**RECORDS FOR THIS EXERCISE**
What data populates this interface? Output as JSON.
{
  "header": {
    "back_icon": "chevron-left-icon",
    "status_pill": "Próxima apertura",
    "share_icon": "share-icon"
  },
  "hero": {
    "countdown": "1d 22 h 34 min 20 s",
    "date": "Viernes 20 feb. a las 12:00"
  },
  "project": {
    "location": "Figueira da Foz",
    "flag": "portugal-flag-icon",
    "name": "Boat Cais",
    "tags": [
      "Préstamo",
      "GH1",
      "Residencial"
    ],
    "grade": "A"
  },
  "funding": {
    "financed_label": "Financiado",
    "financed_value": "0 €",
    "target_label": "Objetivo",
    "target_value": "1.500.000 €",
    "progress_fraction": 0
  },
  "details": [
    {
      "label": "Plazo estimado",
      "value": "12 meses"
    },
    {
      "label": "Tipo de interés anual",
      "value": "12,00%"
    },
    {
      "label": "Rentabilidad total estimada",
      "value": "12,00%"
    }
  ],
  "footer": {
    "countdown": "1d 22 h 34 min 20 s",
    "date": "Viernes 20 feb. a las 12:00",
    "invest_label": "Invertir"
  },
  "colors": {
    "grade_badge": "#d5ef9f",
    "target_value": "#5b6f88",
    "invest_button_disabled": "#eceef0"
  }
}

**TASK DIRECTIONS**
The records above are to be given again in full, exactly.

**YOUR RESPONSE**
What data populates this interface? Output as JSON.
{
  "header": {
    "back_icon": "chevron-left-icon",
    "status_pill": "Próxima apertura",
    "share_icon": "share-icon"
  },
  "hero": {
    "countdown": "1d 22 h 34 min 20 s",
    "date": "Viernes 20 feb. a las 12:00"
  },
  "project": {
    "location": "Figueira da Foz",
    "flag": "portugal-flag-icon",
    "name": "Boat Cais",
    "tags": [
      "Préstamo",
      "GH1",
      "Residencial"
    ],
    "grade": "A"
  },
  "funding": {
    "financed_label": "Financiado",
    "financed_value": "0 €",
    "target_label": "Objetivo",
    "target_value": "1.500.000 €",
    "progress_fraction": 0
  },
  "details": [
    {
      "label": "Plazo estimado",
      "value": "12 meses"
    },
    {
      "label": "Tipo de interés anual",
      "value": "12,00%"
    },
    {
      "label": "Rentabilidad total estimada",
      "value": "12,00%"
    }
  ],
  "footer": {
    "countdown": "1d 22 h 34 min 20 s",
    "date": "Viernes 20 feb. a las 12:00",
    "invest_label": "Invertir"
  },
  "colors": {
    "grade_badge": "#d5ef9f",
    "target_value": "#5b6f88",
    "invest_button_disabled": "#eceef0"
  }
}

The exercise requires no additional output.